Check-in With Your Technique
Pay attention to unwanted noise and ringing notes. Adjust your muting technique and finger placement precision. Are you struggling with stretches and fingerings? Tab provides a map to improve technique.
Learn Songs in New Genres and Styles
Venture out into genres you’re less familiar with by following the roadmaps created in tabs. Funk guitarists have produced some of the most epic bass tabs out there. You might discover new favorite players and musical styles along the way.
Use Online Tabs to Track Your Progress
Many tab sites allow you to highlight notes, slow down playback, loop sections, and leave comments. Use these features to mark parts you’ve mastered, areas for improvement, and to track your increasing bass tab reading super powers!
Beyond Bass Tablature – Other Ways to Learn Bass Lines

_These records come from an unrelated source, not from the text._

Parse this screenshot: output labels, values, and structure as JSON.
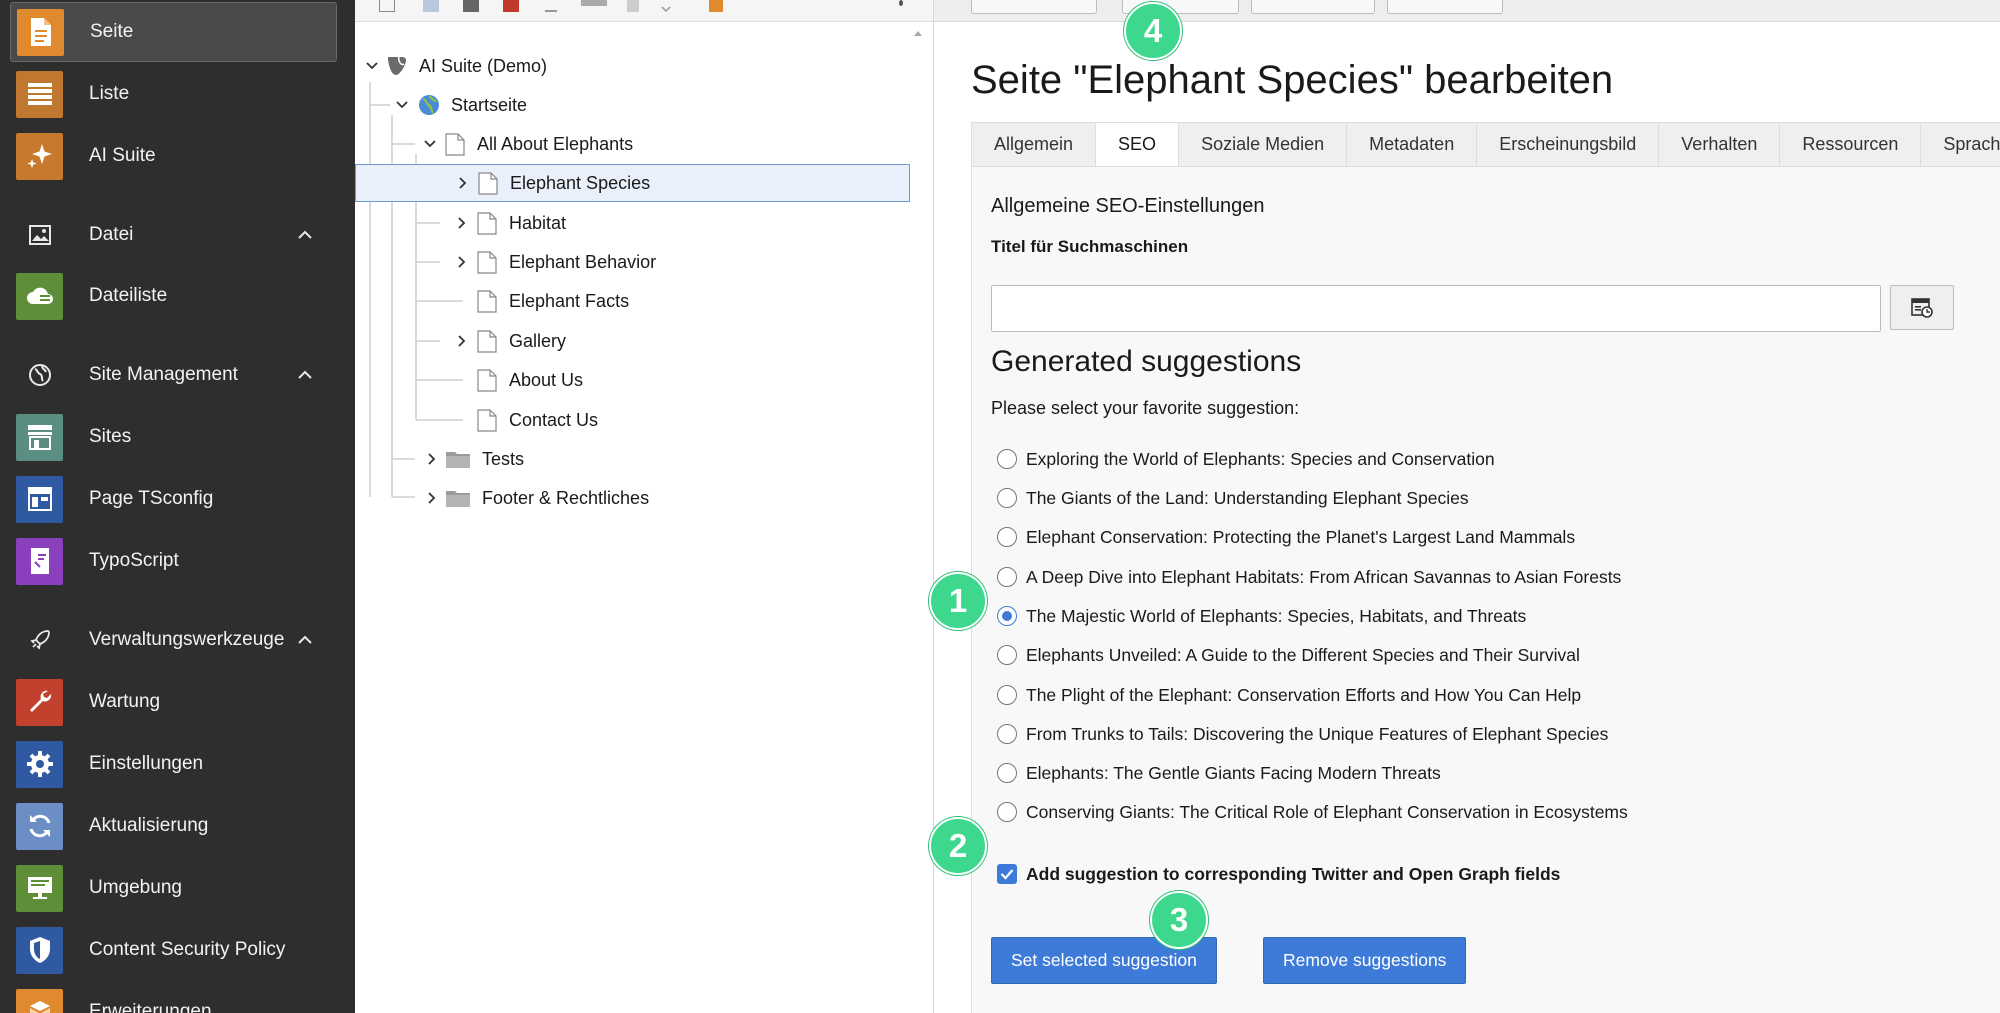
{
  "modules": {
    "items": [
      {
        "label": "Seite",
        "icon": "page-icon",
        "color": "#e08a2f"
      },
      {
        "label": "Liste",
        "icon": "list-icon",
        "color": "#c0772f"
      },
      {
        "label": "AI Suite",
        "icon": "sparkle-icon",
        "color": "#c77a2e"
      },
      {
        "label": "Datei",
        "icon": "image-icon"
      },
      {
        "label": "Dateiliste",
        "icon": "cloud-file-icon",
        "color": "#5e8e3a"
      },
      {
        "label": "Site Management",
        "icon": "globe-icon"
      },
      {
        "label": "Sites",
        "icon": "storefront-icon",
        "color": "#5a8e82"
      },
      {
        "label": "Page TSconfig",
        "icon": "layout-icon",
        "color": "#2f5aa1"
      },
      {
        "label": "TypoScript",
        "icon": "code-file-icon",
        "color": "#8a3fbd"
      },
      {
        "label": "Verwaltungswerkzeuge",
        "icon": "rocket-icon"
      },
      {
        "label": "Wartung",
        "icon": "wrench-icon",
        "color": "#c2412e"
      },
      {
        "label": "Einstellungen",
        "icon": "gear-icon",
        "color": "#2f5aa1"
      },
      {
        "label": "Aktualisierung",
        "icon": "refresh-icon",
        "color": "#6b8fc4"
      },
      {
        "label": "Umgebung",
        "icon": "monitor-icon",
        "color": "#5e8e3a"
      },
      {
        "label": "Content Security Policy",
        "icon": "shield-icon",
        "color": "#2f5aa1"
      },
      {
        "label": "Erweiterungen",
        "icon": "box-icon",
        "color": "#e08a2f"
      }
    ]
  },
  "tree": {
    "root": "AI Suite (Demo)",
    "nodes": [
      {
        "label": "Startseite"
      },
      {
        "label": "All About Elephants"
      },
      {
        "label": "Elephant Species"
      },
      {
        "label": "Habitat"
      },
      {
        "label": "Elephant Behavior"
      },
      {
        "label": "Elephant Facts"
      },
      {
        "label": "Gallery"
      },
      {
        "label": "About Us"
      },
      {
        "label": "Contact Us"
      },
      {
        "label": "Tests"
      },
      {
        "label": "Footer & Rechtliches"
      }
    ]
  },
  "content": {
    "title": "Seite \"Elephant Species\" bearbeiten",
    "tabs": [
      "Allgemein",
      "SEO",
      "Soziale Medien",
      "Metadaten",
      "Erscheinungsbild",
      "Verhalten",
      "Ressourcen",
      "Sprache"
    ],
    "active_tab": "SEO",
    "section_title": "Allgemeine SEO-Einstellungen",
    "seo_title_label": "Titel für Suchmaschinen",
    "seo_title_value": "",
    "suggestions_heading": "Generated suggestions",
    "suggestions_hint": "Please select your favorite suggestion:",
    "suggestions": [
      "Exploring the World of Elephants: Species and Conservation",
      "The Giants of the Land: Understanding Elephant Species",
      "Elephant Conservation: Protecting the Planet's Largest Land Mammals",
      "A Deep Dive into Elephant Habitats: From African Savannas to Asian Forests",
      "The Majestic World of Elephants: Species, Habitats, and Threats",
      "Elephants Unveiled: A Guide to the Different Species and Their Survival",
      "The Plight of the Elephant: Conservation Efforts and How You Can Help",
      "From Trunks to Tails: Discovering the Unique Features of Elephant Species",
      "Elephants: The Gentle Giants Facing Modern Threats",
      "Conserving Giants: The Critical Role of Elephant Conservation in Ecosystems"
    ],
    "selected_suggestion": 4,
    "social_checkbox_label": "Add suggestion to corresponding Twitter and Open Graph fields",
    "social_checkbox_checked": true,
    "set_button": "Set selected suggestion",
    "remove_button": "Remove suggestions"
  },
  "callouts": [
    "1",
    "2",
    "3",
    "4"
  ],
  "colors": {
    "accent": "#3e7bd9",
    "callout": "#3dd88d",
    "sidebar": "#2e2e2e"
  }
}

While tablature should absolutely be part of your bass-playing toolkit, it’s important to draw on other learning methods too. Relying solely on tab can hold back your rhythmic skills, listening abilities, and musicality.
Here are some other excellent ways to pick up new bass lines and songs:
- Standard notation – Reading standard music notation unlocks bass lines in their full rhythmic glory. Classical training is invaluable for mastering sight reading.
- YouTube videos – Countless bassists will teach you any song or riff in a step-by-step YouTube lesson. Ideal for tricky sections or hearing nuances.
- Play along with recordings – Following along with recordings develops your ear and timing. Soak in the groove and bass tones.
- Nashville numbering – Especially useful for jam sessions and improvising, Nashville numbering shows chord progressions and scale patterns.
- Guitar Pro software – Allows you to manipulate tab playback, loop sections, and write your own tabs.
- Your ear – Don’t underestimate your ear’s ability to figure songs out. Hum riffs and work them out by listening closely.
Great bassists draw from all these learning methods. Be sure to incorporate tabs into a balanced practice routine filled with playing by ear, reading notation, and learning songs from other bassists.
Awesome Bass Tab Resources
To feed your bass tab hobby, here are some excellent books, websites, apps, YouTube channels, and tools to check out:
- Hal Leonard Bass TAB Method – This book series contains tabs for rock, pop, metal, blues, jazz, and country bass lines. Audio tracks are included.
- Scott’s Bass Lessons – Along with video lessons, this paid membership site provides downloadable tabs and play-along songs.
- Amazing Slow Downer – This software lets you slow down songs to learn parts by ear. It also loops sections and changes pitch.
- BassBuzz – YouTube channel with hundreds of free bass lessons and song tutorials. Great for beginners.
- Songsterr App – Provides bass and guitar tabs for over 500,000 songs you can play along with. Available as a mobile app.
- MuseScore – Free notation software for writing your own bass tabs. Create, playback, print, and share tablature.
- TalkBass Forums – 1 million+ thread with a treasure trove of user transcribed bass tablature to discover.
- Blank tab paper – Print blank bass tab paper to quickly write down bass lines you want to learn by ear.
The bass community keeps the tab treasure chest overflowing. Tap into these sweet tabs resources on your journey to bass mastery!
Ready to Chart Your Course with Bass Tabs
Congratulations, you now have the knowledge to set sail on the high seas of bass tablature!
With the key elements of bass tab explained, you’ll breeze through those horizontal lines and numbers like a pro. Remember to use your ear as the ultimate guide when choosing tabs. And balance out tabs with plenty of notation reading, watching other bassists, and playing by ear.
Most importantly, have fun exploring incredible bass lines through tablature! It opens up a world of possibilities on the bass.
Now get jamming with those tabs! Bass on…
About the Author
Team Guitar Top Review Talk about Guitars! We are a group of friends that bonded over their shared love of playing guitar. We all have different backgrounds and experiences with music, but we share a passion for writing about the things that we love.